In Western Australia, “the 2020 grain growing season is finally starting to look like it has the potential to return at least an average harvest,” said the Grain Industry Association of Western Australia (GIWA).
“In most regions crops have made up ground from the warm winter conditions to date and are at growth stages similar to a traditional mid-to-late May break.”
However, the association added that state’s winter crops still “need moisture in the bank”, with rains proving enough just to cover short-term needs rather than providing a reserve against future dryness.
‘Crops will crash’
The growing season so far “has been dominated by the very strong high-pressure systems resulting in severe north-south wind events and scattered rain rather than good soaking falls.
“Crops in most areas of the grain growing regions have been living ‘hand to mouth’, with rainfall events, and many have had only one event of greater than 10mm”.
The result is that “there is little sub-soil moisture and crops will crash in the [southern hemisphere] spring if there are not decent falls of rain over the next month”.
Australia’s official Bureau of Meteorology said earlier this week, in a review of June weather, that “root-zone soil moisture has decreased across most of South Australia and the eastern states, and remained below average for the southwestern half of Western Australia”.
‘High probability of drought’
In fact, the bureau, in its latest three-month outlook, two weeks ago, while foreseeing a wet winter and early spring across many growing areas, saw average conditions for the Western Australia wheat belt, and the potential for below-average rains in parts of South Australia and Victoria.

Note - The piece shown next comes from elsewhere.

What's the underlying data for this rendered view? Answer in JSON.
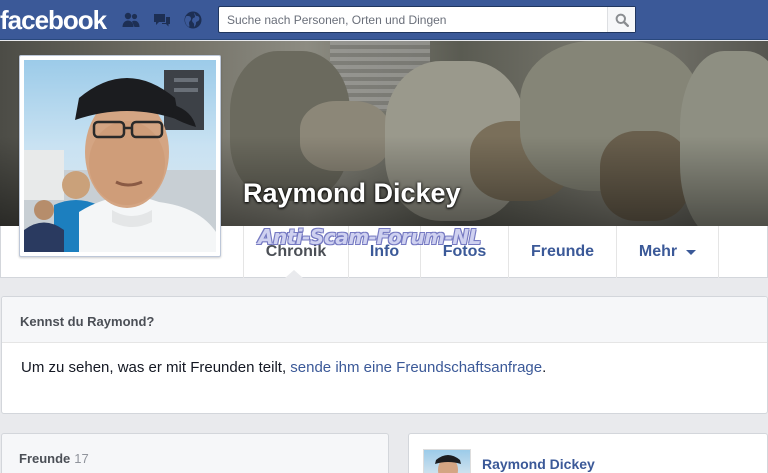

However, the latest forecast, on Tuesday, from the NOAA, the official US meteorological unit, “indicates normal to dry conditions in Western Australia” in the July-to-October period, Refinitiv reported.
“In short, the long-term weather outlooks are favourable for crop production in New South Wales and Queensland, but indicate high probability of drought in Western Australia and southern portions of South Australia and Victoria and downside risks to Australia wheat yield and production.”
Refinitiv trimmed by 57,000 tonnes to 25.03m tonnes its forecast for Australia’s wheat harvest this year, taking it a little further below the 26.67m tonnes expected by Abares, the official Australian crop bureau.
The Refinitiv forecast factored in an expectation of harvested area of 12.62m hectares, below the 12.99m hectares expected by Abares with, at 1.98 tonnes per hectare, a slightly lower yield figure too.
For Western Australia, Refinitiv pegged harvested area at 5.02m hectares.
GIWA pegged the state’s planted wheat area at 4.93m hectares, an upgrade of 40,000 hectares from last month’s estimate, but reflecting some further switch from barley, after China slapped punitive tariffs on imports of Australian barley.